▸ **Directions**
The lines to copy are those in the listing below that contain the word "title".

*** Block opens ***

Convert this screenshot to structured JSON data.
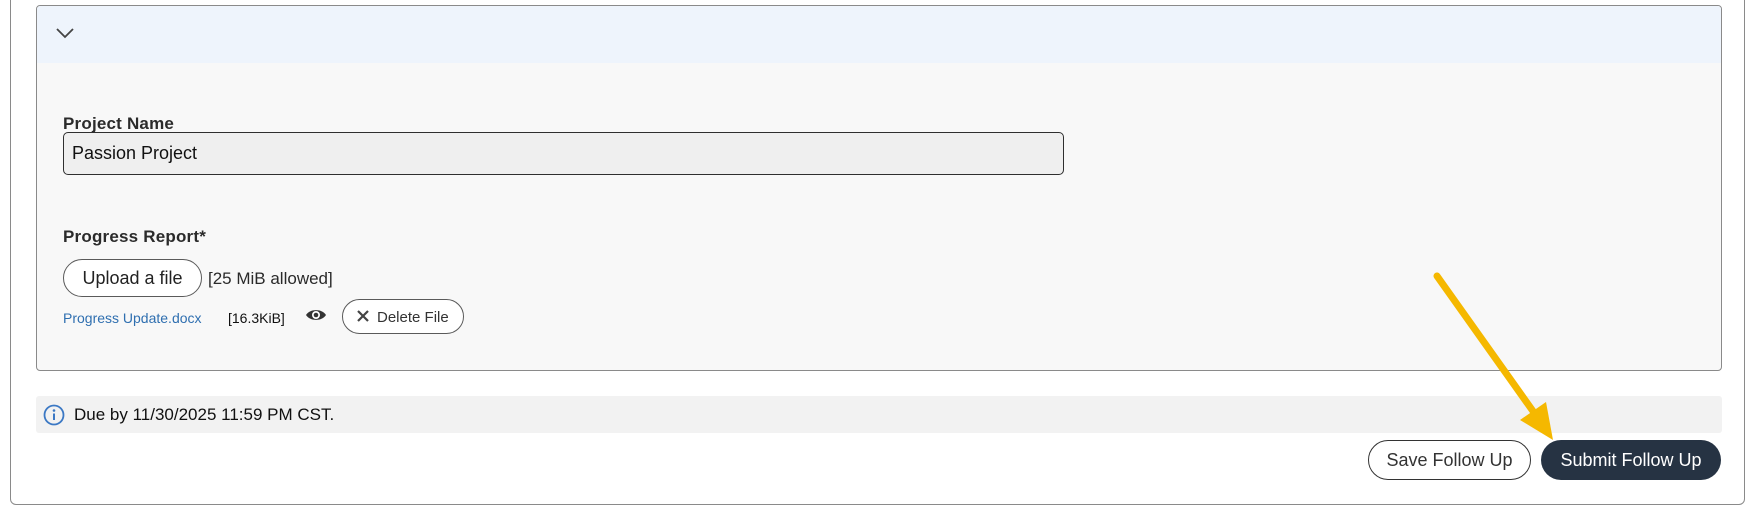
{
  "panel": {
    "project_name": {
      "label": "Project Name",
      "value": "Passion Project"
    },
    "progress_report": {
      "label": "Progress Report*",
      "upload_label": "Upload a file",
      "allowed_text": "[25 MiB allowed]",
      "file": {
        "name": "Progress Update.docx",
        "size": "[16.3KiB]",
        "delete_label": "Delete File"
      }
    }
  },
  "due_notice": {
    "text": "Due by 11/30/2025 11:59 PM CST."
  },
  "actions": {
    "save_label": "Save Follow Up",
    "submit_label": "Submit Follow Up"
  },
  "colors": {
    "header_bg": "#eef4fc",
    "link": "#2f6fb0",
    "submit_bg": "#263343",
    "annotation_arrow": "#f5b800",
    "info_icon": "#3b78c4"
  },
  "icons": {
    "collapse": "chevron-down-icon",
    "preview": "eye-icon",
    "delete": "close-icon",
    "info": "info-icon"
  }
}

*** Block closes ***
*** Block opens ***

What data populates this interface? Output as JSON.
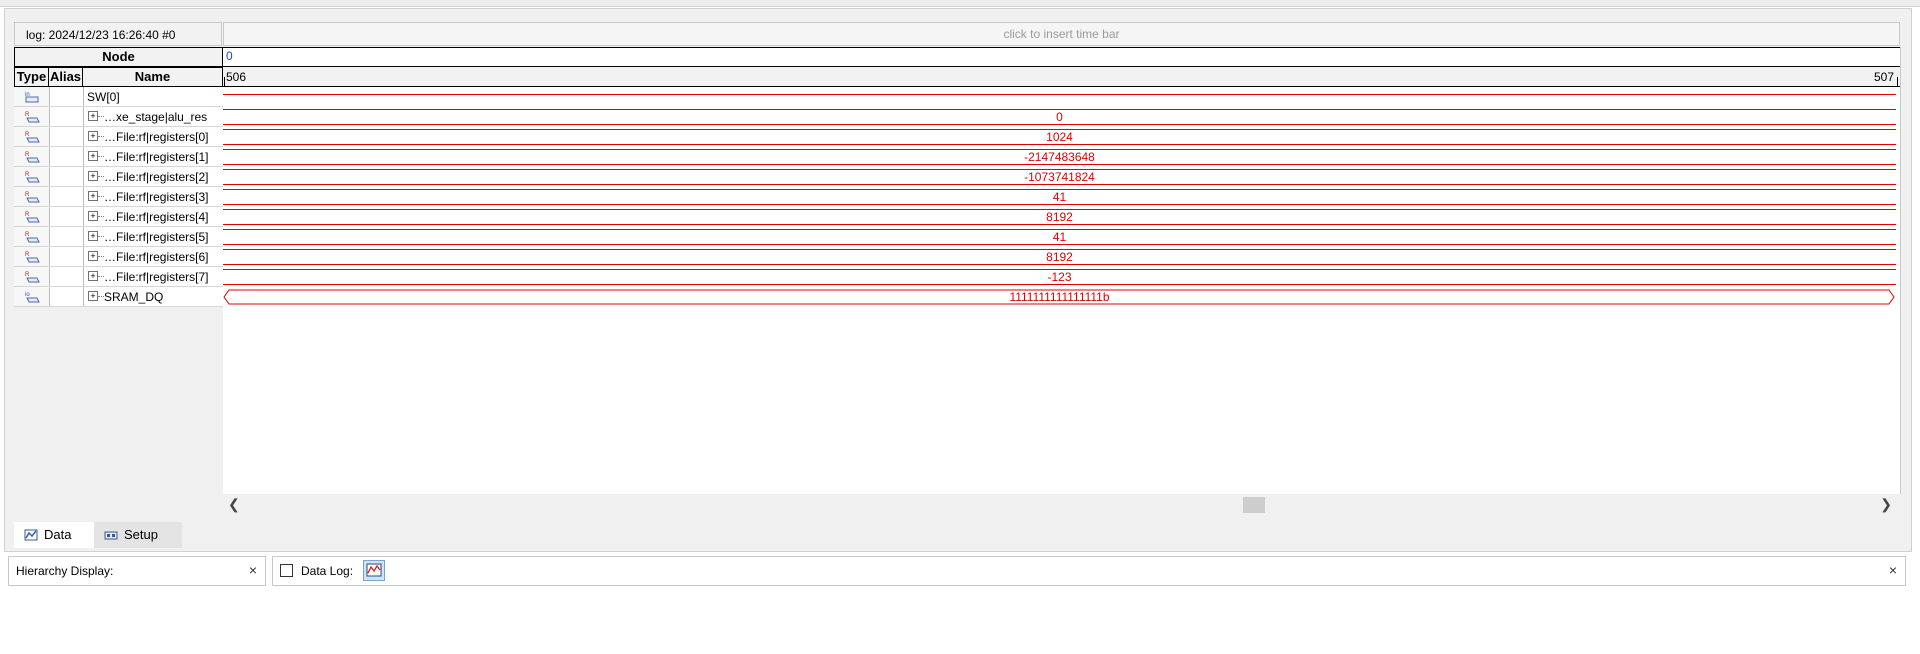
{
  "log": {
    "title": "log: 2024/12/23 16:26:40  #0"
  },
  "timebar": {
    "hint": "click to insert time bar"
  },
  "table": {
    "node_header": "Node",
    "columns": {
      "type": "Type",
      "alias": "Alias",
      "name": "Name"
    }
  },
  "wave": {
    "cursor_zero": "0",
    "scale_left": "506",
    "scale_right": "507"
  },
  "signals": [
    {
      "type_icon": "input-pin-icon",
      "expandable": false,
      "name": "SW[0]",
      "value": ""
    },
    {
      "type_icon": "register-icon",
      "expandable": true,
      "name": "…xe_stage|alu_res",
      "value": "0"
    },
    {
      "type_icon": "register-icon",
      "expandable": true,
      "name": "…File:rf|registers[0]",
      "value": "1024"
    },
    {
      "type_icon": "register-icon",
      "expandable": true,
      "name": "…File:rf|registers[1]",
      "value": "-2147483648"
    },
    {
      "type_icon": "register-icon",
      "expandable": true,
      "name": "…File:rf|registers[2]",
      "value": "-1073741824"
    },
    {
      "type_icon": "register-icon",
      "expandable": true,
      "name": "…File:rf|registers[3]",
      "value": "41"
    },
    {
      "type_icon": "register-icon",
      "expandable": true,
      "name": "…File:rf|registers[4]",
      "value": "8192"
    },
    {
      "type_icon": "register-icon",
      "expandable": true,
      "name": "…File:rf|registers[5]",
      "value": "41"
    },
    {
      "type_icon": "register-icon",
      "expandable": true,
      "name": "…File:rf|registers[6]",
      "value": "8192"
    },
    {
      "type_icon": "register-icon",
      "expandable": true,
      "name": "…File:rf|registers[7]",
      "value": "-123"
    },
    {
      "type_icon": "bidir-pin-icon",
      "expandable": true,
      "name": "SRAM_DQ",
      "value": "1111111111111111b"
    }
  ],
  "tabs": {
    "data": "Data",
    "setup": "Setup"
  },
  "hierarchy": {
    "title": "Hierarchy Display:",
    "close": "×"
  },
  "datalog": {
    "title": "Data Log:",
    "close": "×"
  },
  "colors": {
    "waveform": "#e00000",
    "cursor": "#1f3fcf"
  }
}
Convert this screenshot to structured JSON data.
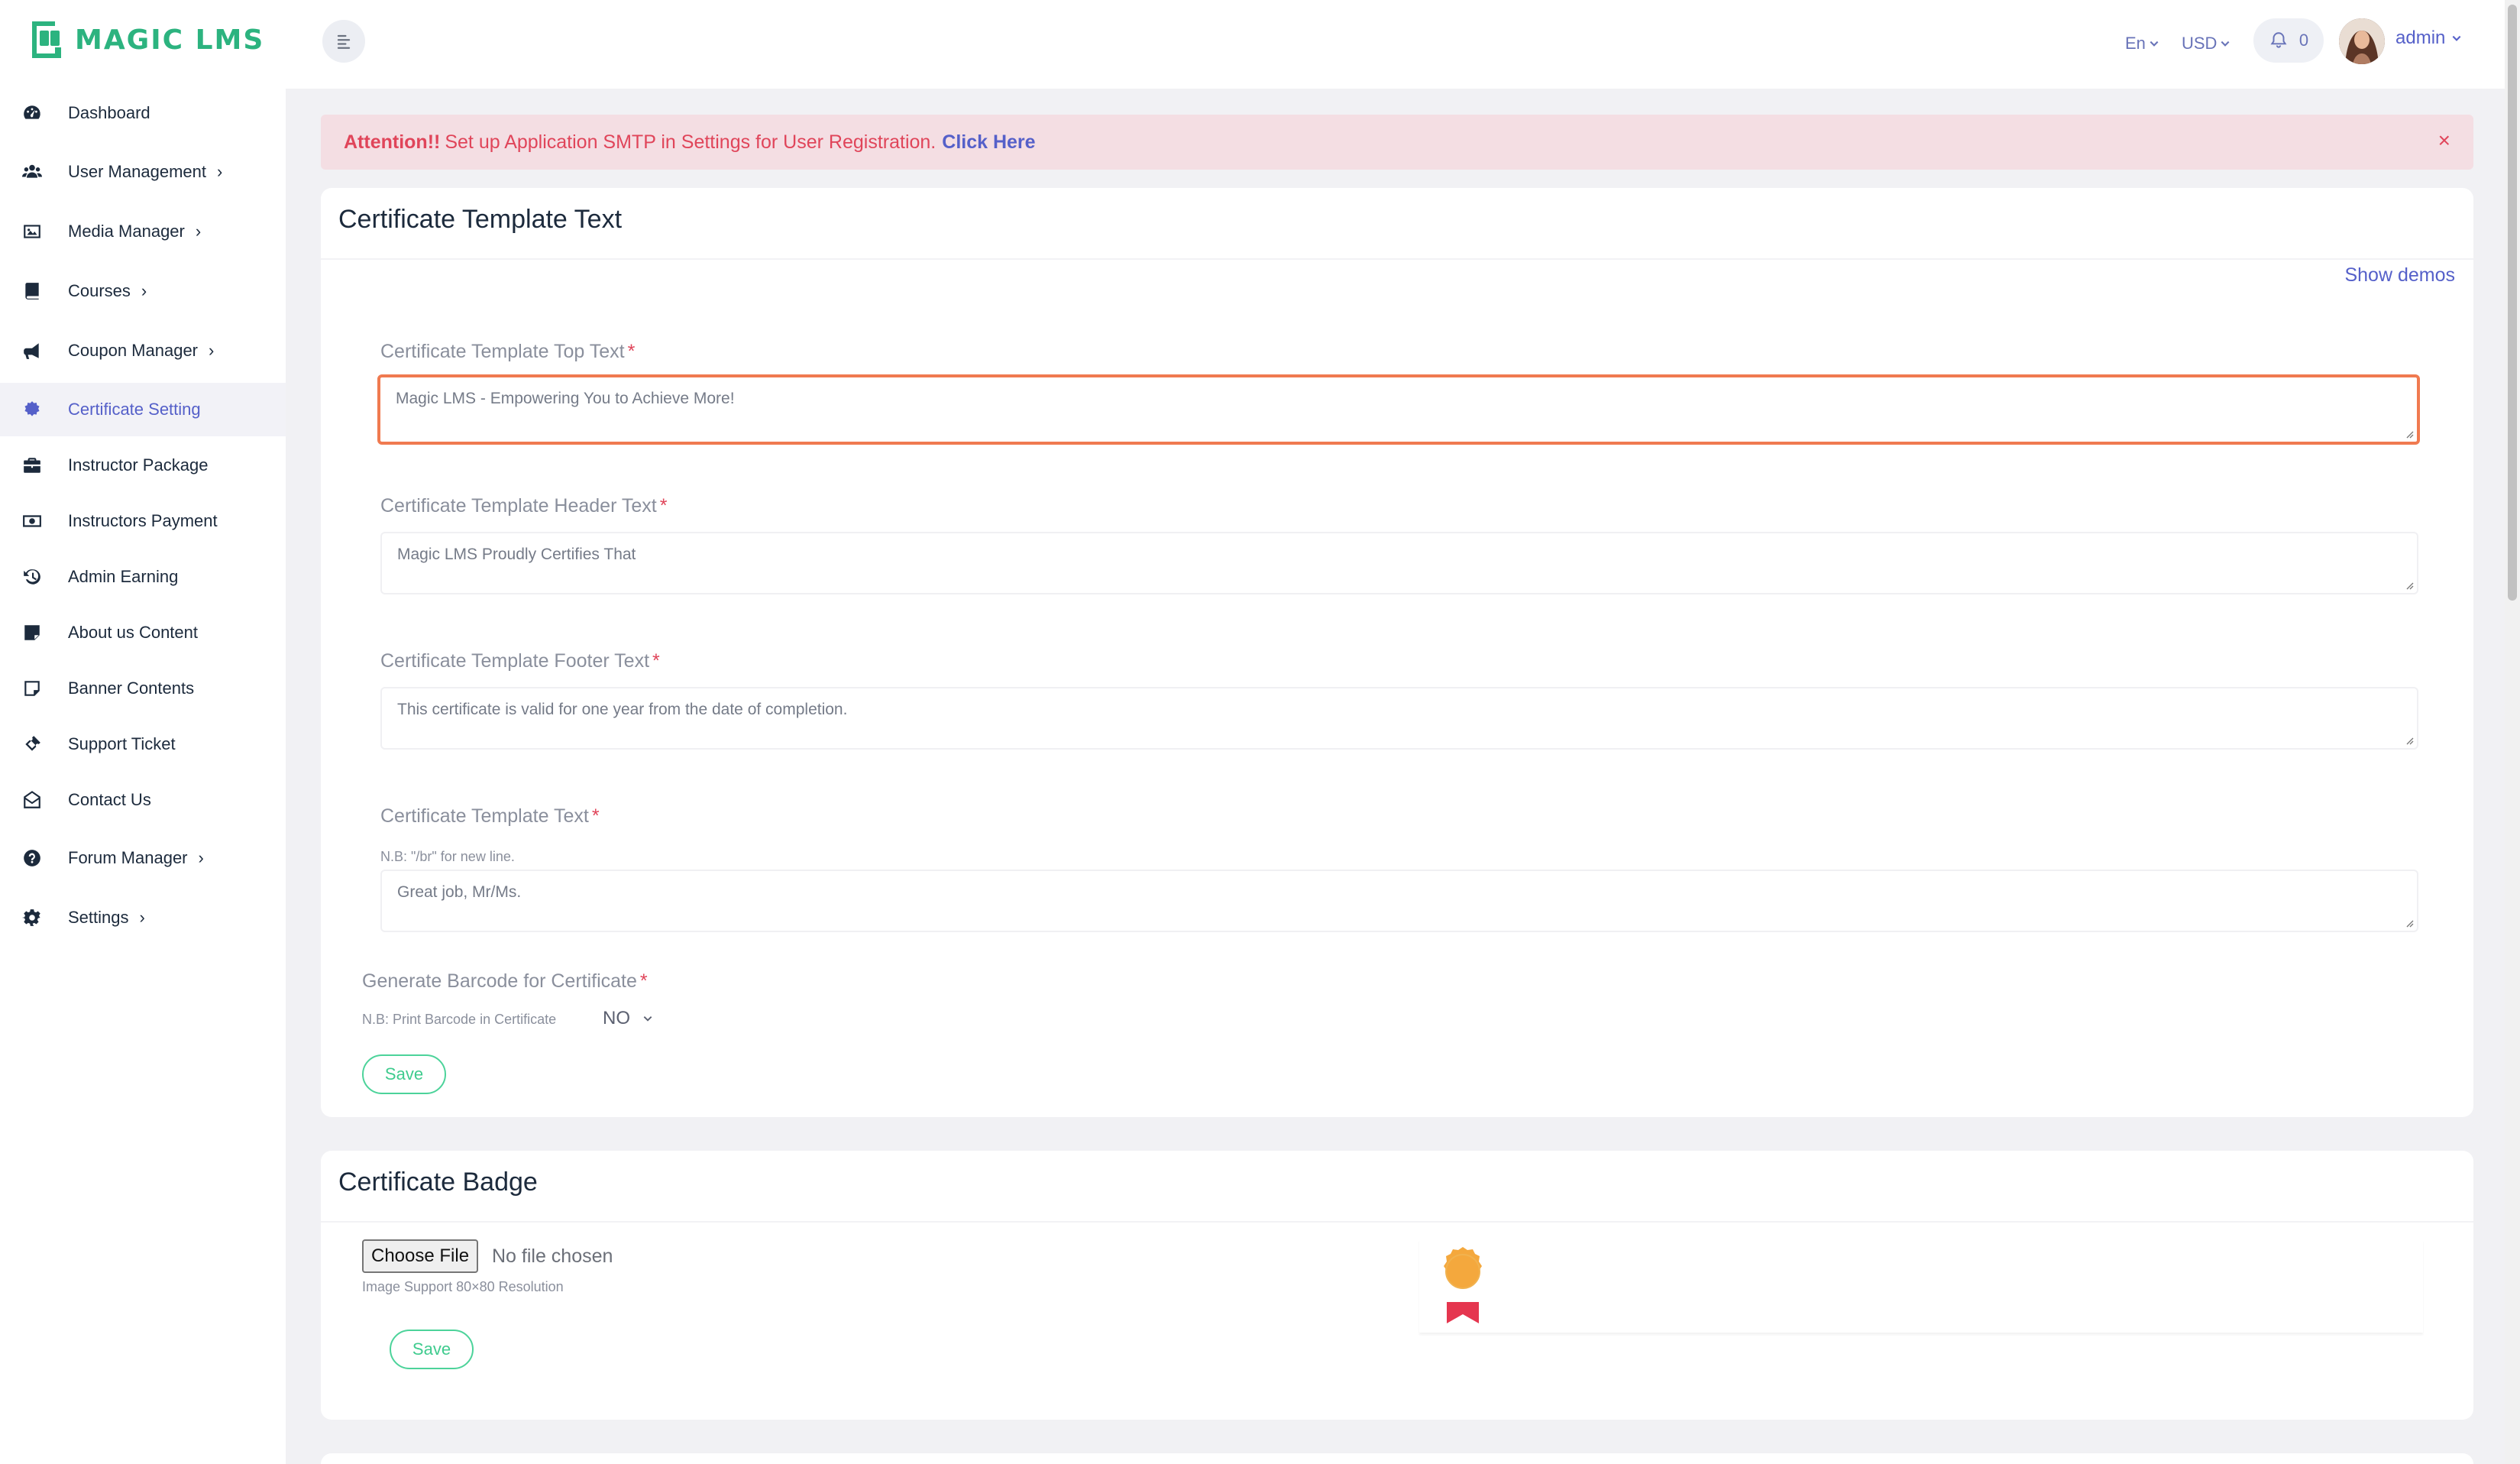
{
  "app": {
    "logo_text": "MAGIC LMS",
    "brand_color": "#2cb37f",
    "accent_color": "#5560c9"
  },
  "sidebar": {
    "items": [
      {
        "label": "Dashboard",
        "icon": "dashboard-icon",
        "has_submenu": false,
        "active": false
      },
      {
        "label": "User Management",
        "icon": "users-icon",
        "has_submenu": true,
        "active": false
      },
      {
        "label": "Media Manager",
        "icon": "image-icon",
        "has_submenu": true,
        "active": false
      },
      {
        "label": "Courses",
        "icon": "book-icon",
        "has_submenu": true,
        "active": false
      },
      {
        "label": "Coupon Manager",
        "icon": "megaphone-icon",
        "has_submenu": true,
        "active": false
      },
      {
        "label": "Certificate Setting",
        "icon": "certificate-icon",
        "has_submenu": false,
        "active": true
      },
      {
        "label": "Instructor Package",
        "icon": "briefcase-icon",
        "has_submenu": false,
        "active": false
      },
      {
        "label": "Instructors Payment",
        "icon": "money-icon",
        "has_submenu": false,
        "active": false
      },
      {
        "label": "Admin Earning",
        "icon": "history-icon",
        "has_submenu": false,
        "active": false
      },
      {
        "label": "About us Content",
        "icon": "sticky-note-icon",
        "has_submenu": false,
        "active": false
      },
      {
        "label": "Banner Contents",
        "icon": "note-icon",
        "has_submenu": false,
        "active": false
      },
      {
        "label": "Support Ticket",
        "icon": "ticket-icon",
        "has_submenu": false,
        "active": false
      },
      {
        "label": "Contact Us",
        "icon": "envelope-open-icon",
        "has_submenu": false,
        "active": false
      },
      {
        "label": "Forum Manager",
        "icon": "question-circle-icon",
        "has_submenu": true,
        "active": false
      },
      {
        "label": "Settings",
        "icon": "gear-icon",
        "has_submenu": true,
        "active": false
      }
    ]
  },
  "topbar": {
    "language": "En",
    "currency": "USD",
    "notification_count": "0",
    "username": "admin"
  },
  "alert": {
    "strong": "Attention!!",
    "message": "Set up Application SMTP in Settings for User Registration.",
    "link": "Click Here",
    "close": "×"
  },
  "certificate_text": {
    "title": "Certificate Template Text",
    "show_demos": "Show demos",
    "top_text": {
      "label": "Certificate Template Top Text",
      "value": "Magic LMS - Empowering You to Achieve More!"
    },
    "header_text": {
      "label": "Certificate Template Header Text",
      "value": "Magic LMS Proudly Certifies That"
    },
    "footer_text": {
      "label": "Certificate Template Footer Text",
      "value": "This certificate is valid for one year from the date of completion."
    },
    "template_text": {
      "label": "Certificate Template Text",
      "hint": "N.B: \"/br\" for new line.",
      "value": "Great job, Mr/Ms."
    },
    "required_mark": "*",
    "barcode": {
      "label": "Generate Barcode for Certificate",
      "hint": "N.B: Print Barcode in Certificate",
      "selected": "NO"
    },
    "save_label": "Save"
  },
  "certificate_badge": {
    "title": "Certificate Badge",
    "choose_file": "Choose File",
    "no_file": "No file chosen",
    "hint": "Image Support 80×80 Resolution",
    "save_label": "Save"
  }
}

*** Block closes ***

▸ **Solution for this task**
    "title": "log: 2024/12/23 16:26:40  #0"
    "title": "Hierarchy Display:",
    "title": "Data Log:",
    "title": "Certificate Template Text",
    "title": "Certificate Badge",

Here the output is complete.